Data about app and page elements
# # # # # # #
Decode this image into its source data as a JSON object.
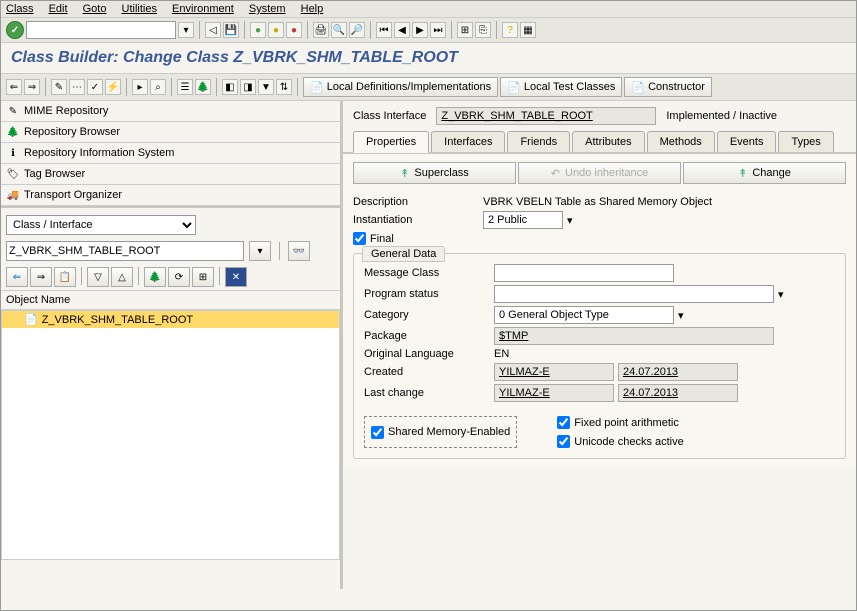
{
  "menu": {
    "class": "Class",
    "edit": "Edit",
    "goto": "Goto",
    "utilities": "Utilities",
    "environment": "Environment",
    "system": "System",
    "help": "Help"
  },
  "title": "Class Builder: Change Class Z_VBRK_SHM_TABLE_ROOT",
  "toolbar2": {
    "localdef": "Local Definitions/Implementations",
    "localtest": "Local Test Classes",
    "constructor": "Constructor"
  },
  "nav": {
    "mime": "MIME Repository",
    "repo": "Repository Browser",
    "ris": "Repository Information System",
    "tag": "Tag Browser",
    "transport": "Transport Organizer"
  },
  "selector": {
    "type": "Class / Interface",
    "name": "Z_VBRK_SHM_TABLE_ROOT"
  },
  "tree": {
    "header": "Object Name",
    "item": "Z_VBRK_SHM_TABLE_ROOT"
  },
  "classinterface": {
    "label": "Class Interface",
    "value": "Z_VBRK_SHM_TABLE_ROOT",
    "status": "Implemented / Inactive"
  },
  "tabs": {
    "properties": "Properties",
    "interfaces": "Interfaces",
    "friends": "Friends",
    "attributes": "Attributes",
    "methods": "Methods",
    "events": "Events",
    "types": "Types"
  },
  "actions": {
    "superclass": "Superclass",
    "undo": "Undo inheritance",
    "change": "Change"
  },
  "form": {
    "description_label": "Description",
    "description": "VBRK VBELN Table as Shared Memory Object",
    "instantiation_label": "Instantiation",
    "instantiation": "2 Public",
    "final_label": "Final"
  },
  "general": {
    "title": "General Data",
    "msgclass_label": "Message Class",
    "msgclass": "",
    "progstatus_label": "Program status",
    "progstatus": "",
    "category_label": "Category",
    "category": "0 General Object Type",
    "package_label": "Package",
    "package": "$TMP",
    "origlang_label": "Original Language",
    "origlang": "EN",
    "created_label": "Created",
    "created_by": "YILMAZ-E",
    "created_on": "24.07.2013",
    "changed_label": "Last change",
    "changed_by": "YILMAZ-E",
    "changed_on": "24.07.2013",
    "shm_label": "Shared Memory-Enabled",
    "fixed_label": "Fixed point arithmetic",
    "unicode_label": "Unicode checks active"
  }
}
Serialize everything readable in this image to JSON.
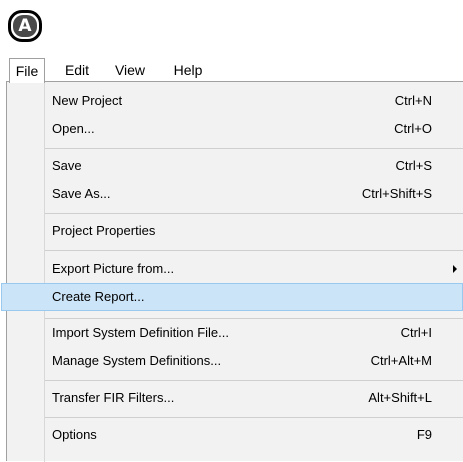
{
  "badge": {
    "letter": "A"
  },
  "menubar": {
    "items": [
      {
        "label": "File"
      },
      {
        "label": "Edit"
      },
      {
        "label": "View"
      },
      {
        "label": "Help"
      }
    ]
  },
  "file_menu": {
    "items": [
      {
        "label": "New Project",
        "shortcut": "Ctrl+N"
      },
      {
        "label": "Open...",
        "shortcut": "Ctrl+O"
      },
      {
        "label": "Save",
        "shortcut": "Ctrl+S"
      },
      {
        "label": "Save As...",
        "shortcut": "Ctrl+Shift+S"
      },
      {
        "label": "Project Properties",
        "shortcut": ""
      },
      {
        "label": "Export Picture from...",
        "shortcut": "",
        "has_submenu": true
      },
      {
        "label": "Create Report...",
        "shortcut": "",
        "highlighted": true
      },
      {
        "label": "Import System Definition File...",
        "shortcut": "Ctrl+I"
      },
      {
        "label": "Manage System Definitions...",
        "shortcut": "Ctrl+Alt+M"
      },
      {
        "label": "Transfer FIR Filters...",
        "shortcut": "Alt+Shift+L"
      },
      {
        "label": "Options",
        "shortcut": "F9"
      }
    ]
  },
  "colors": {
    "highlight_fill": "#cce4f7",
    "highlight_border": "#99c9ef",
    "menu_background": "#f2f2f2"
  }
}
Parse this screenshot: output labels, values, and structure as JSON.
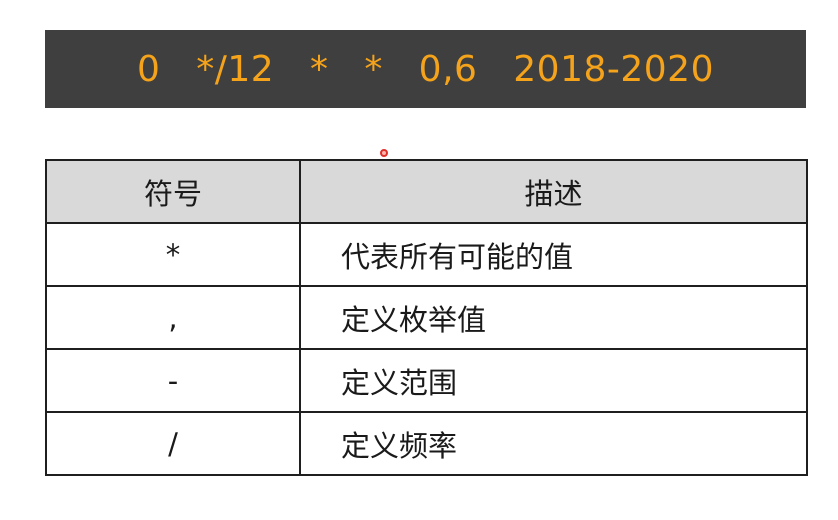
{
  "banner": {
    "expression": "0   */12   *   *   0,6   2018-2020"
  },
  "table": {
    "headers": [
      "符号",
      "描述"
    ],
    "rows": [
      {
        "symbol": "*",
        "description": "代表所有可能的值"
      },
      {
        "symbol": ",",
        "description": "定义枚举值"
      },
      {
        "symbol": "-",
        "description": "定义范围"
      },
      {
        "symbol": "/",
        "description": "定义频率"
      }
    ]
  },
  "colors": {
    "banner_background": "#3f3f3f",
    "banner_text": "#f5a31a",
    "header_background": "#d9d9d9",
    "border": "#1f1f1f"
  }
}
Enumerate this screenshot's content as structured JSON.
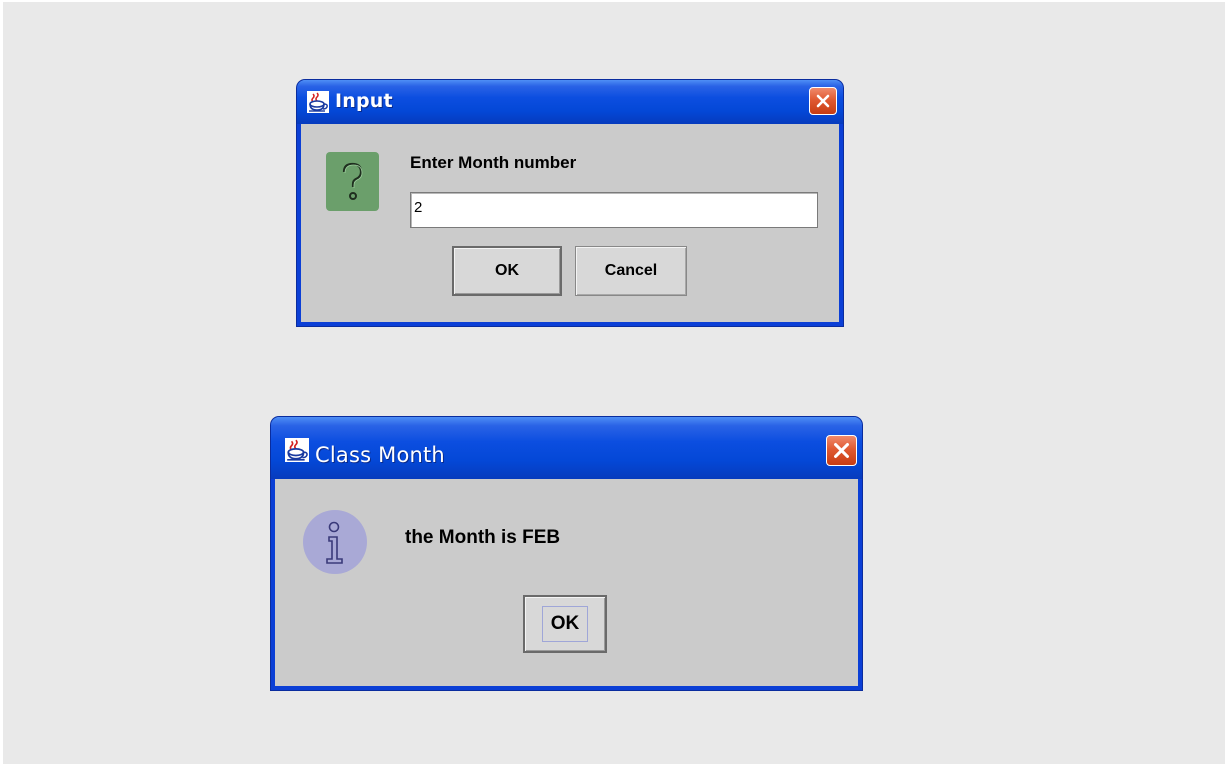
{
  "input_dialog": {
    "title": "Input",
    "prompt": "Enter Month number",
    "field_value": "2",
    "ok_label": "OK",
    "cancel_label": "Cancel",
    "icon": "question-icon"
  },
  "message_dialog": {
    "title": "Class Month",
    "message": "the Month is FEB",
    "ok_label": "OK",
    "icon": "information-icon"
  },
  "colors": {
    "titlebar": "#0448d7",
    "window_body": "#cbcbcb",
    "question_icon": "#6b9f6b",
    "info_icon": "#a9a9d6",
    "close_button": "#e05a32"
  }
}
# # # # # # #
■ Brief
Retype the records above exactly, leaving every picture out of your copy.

■ Solution to this task
Decode this image into its source data as a JSON object.
{
  "menu": {
    "class": "Class",
    "edit": "Edit",
    "goto": "Goto",
    "utilities": "Utilities",
    "environment": "Environment",
    "system": "System",
    "help": "Help"
  },
  "title": "Class Builder: Change Class Z_VBRK_SHM_TABLE_ROOT",
  "toolbar2": {
    "localdef": "Local Definitions/Implementations",
    "localtest": "Local Test Classes",
    "constructor": "Constructor"
  },
  "nav": {
    "mime": "MIME Repository",
    "repo": "Repository Browser",
    "ris": "Repository Information System",
    "tag": "Tag Browser",
    "transport": "Transport Organizer"
  },
  "selector": {
    "type": "Class / Interface",
    "name": "Z_VBRK_SHM_TABLE_ROOT"
  },
  "tree": {
    "header": "Object Name",
    "item": "Z_VBRK_SHM_TABLE_ROOT"
  },
  "classinterface": {
    "label": "Class Interface",
    "value": "Z_VBRK_SHM_TABLE_ROOT",
    "status": "Implemented / Inactive"
  },
  "tabs": {
    "properties": "Properties",
    "interfaces": "Interfaces",
    "friends": "Friends",
    "attributes": "Attributes",
    "methods": "Methods",
    "events": "Events",
    "types": "Types"
  },
  "actions": {
    "superclass": "Superclass",
    "undo": "Undo inheritance",
    "change": "Change"
  },
  "form": {
    "description_label": "Description",
    "description": "VBRK VBELN Table as Shared Memory Object",
    "instantiation_label": "Instantiation",
    "instantiation": "2 Public",
    "final_label": "Final"
  },
  "general": {
    "title": "General Data",
    "msgclass_label": "Message Class",
    "msgclass": "",
    "progstatus_label": "Program status",
    "progstatus": "",
    "category_label": "Category",
    "category": "0 General Object Type",
    "package_label": "Package",
    "package": "$TMP",
    "origlang_label": "Original Language",
    "origlang": "EN",
    "created_label": "Created",
    "created_by": "YILMAZ-E",
    "created_on": "24.07.2013",
    "changed_label": "Last change",
    "changed_by": "YILMAZ-E",
    "changed_on": "24.07.2013",
    "shm_label": "Shared Memory-Enabled",
    "fixed_label": "Fixed point arithmetic",
    "unicode_label": "Unicode checks active"
  }
}
Serialize everything readable in this image to JSON.
{
  "badge": {
    "letter": "A"
  },
  "menubar": {
    "items": [
      {
        "label": "File"
      },
      {
        "label": "Edit"
      },
      {
        "label": "View"
      },
      {
        "label": "Help"
      }
    ]
  },
  "file_menu": {
    "items": [
      {
        "label": "New Project",
        "shortcut": "Ctrl+N"
      },
      {
        "label": "Open...",
        "shortcut": "Ctrl+O"
      },
      {
        "label": "Save",
        "shortcut": "Ctrl+S"
      },
      {
        "label": "Save As...",
        "shortcut": "Ctrl+Shift+S"
      },
      {
        "label": "Project Properties",
        "shortcut": ""
      },
      {
        "label": "Export Picture from...",
        "shortcut": "",
        "has_submenu": true
      },
      {
        "label": "Create Report...",
        "shortcut": "",
        "highlighted": true
      },
      {
        "label": "Import System Definition File...",
        "shortcut": "Ctrl+I"
      },
      {
        "label": "Manage System Definitions...",
        "shortcut": "Ctrl+Alt+M"
      },
      {
        "label": "Transfer FIR Filters...",
        "shortcut": "Alt+Shift+L"
      },
      {
        "label": "Options",
        "shortcut": "F9"
      }
    ]
  },
  "colors": {
    "highlight_fill": "#cce4f7",
    "highlight_border": "#99c9ef",
    "menu_background": "#f2f2f2"
  }
}
Parse this screenshot: output labels, values, and structure as JSON.
{
  "banner": {
    "expression": "0   */12   *   *   0,6   2018-2020"
  },
  "table": {
    "headers": [
      "符号",
      "描述"
    ],
    "rows": [
      {
        "symbol": "*",
        "description": "代表所有可能的值"
      },
      {
        "symbol": ",",
        "description": "定义枚举值"
      },
      {
        "symbol": "-",
        "description": "定义范围"
      },
      {
        "symbol": "/",
        "description": "定义频率"
      }
    ]
  },
  "colors": {
    "banner_background": "#3f3f3f",
    "banner_text": "#f5a31a",
    "header_background": "#d9d9d9",
    "border": "#1f1f1f"
  }
}
Enumerate this screenshot's content as structured JSON.
{
  "input_dialog": {
    "title": "Input",
    "prompt": "Enter Month number",
    "field_value": "2",
    "ok_label": "OK",
    "cancel_label": "Cancel",
    "icon": "question-icon"
  },
  "message_dialog": {
    "title": "Class Month",
    "message": "the Month is FEB",
    "ok_label": "OK",
    "icon": "information-icon"
  },
  "colors": {
    "titlebar": "#0448d7",
    "window_body": "#cbcbcb",
    "question_icon": "#6b9f6b",
    "info_icon": "#a9a9d6",
    "close_button": "#e05a32"
  }
}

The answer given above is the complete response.